Entries from a dataset of interfaces:
++++++++

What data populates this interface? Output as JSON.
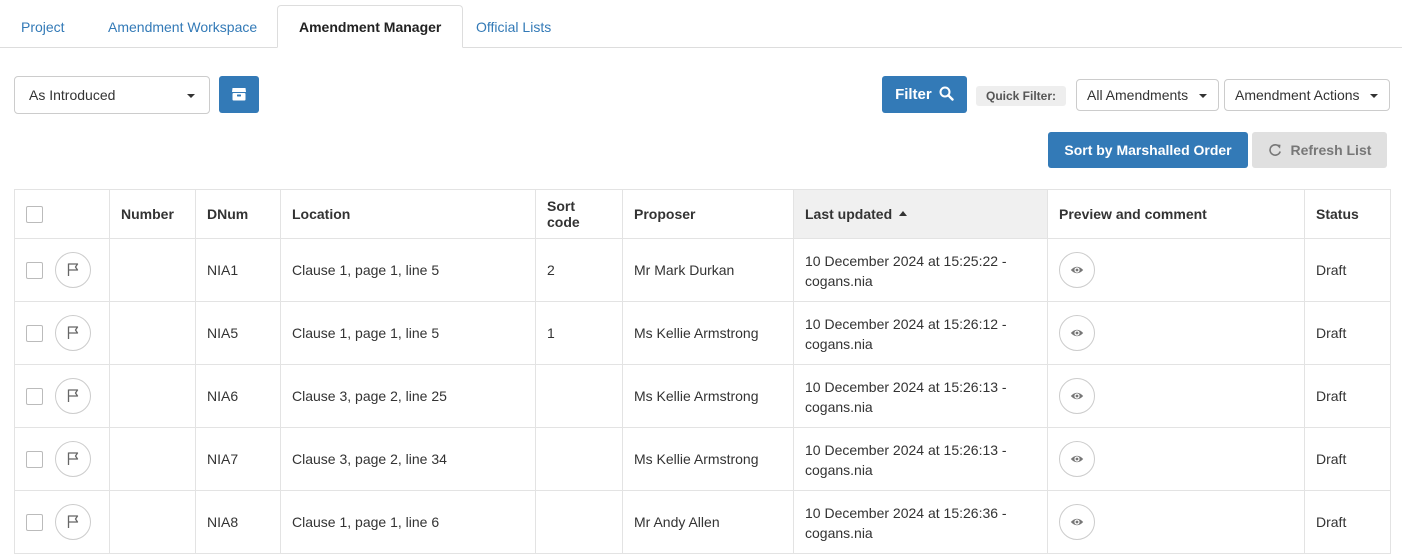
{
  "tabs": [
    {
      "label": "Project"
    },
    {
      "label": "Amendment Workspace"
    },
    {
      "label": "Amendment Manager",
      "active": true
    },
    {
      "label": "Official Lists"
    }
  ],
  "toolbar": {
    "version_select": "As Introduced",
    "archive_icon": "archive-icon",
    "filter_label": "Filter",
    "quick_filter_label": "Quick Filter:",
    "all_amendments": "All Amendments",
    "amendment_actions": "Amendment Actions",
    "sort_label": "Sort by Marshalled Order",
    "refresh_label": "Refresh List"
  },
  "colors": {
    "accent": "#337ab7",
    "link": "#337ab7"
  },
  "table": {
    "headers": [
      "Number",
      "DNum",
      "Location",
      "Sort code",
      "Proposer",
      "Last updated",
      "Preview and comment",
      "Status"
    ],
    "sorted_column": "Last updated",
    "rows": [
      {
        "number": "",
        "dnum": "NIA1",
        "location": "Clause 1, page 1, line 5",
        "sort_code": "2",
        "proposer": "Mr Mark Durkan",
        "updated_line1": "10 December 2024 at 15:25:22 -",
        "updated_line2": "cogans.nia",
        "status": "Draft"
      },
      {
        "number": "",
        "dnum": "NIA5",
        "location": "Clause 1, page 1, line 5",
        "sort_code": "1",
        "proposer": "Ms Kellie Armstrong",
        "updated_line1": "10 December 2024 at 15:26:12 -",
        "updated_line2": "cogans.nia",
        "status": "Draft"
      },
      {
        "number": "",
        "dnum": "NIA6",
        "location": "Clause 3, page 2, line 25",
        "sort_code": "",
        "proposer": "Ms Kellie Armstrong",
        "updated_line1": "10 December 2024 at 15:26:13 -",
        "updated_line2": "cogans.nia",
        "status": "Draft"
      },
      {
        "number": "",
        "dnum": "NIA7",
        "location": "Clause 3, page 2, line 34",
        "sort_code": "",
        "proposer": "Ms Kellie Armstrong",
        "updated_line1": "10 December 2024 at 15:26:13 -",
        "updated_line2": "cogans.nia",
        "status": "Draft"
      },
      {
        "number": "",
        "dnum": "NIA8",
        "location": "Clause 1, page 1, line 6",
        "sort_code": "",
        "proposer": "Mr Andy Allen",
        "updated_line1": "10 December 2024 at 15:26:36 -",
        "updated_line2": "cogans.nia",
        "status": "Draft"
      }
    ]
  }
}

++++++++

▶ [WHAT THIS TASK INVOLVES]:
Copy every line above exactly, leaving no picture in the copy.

▶ [SOLUTION]:
What data populates this interface? Output as JSON.
{
  "tabs": [
    {
      "label": "Project"
    },
    {
      "label": "Amendment Workspace"
    },
    {
      "label": "Amendment Manager",
      "active": true
    },
    {
      "label": "Official Lists"
    }
  ],
  "toolbar": {
    "version_select": "As Introduced",
    "archive_icon": "archive-icon",
    "filter_label": "Filter",
    "quick_filter_label": "Quick Filter:",
    "all_amendments": "All Amendments",
    "amendment_actions": "Amendment Actions",
    "sort_label": "Sort by Marshalled Order",
    "refresh_label": "Refresh List"
  },
  "colors": {
    "accent": "#337ab7",
    "link": "#337ab7"
  },
  "table": {
    "headers": [
      "Number",
      "DNum",
      "Location",
      "Sort code",
      "Proposer",
      "Last updated",
      "Preview and comment",
      "Status"
    ],
    "sorted_column": "Last updated",
    "rows": [
      {
        "number": "",
        "dnum": "NIA1",
        "location": "Clause 1, page 1, line 5",
        "sort_code": "2",
        "proposer": "Mr Mark Durkan",
        "updated_line1": "10 December 2024 at 15:25:22 -",
        "updated_line2": "cogans.nia",
        "status": "Draft"
      },
      {
        "number": "",
        "dnum": "NIA5",
        "location": "Clause 1, page 1, line 5",
        "sort_code": "1",
        "proposer": "Ms Kellie Armstrong",
        "updated_line1": "10 December 2024 at 15:26:12 -",
        "updated_line2": "cogans.nia",
        "status": "Draft"
      },
      {
        "number": "",
        "dnum": "NIA6",
        "location": "Clause 3, page 2, line 25",
        "sort_code": "",
        "proposer": "Ms Kellie Armstrong",
        "updated_line1": "10 December 2024 at 15:26:13 -",
        "updated_line2": "cogans.nia",
        "status": "Draft"
      },
      {
        "number": "",
        "dnum": "NIA7",
        "location": "Clause 3, page 2, line 34",
        "sort_code": "",
        "proposer": "Ms Kellie Armstrong",
        "updated_line1": "10 December 2024 at 15:26:13 -",
        "updated_line2": "cogans.nia",
        "status": "Draft"
      },
      {
        "number": "",
        "dnum": "NIA8",
        "location": "Clause 1, page 1, line 6",
        "sort_code": "",
        "proposer": "Mr Andy Allen",
        "updated_line1": "10 December 2024 at 15:26:36 -",
        "updated_line2": "cogans.nia",
        "status": "Draft"
      }
    ]
  }
}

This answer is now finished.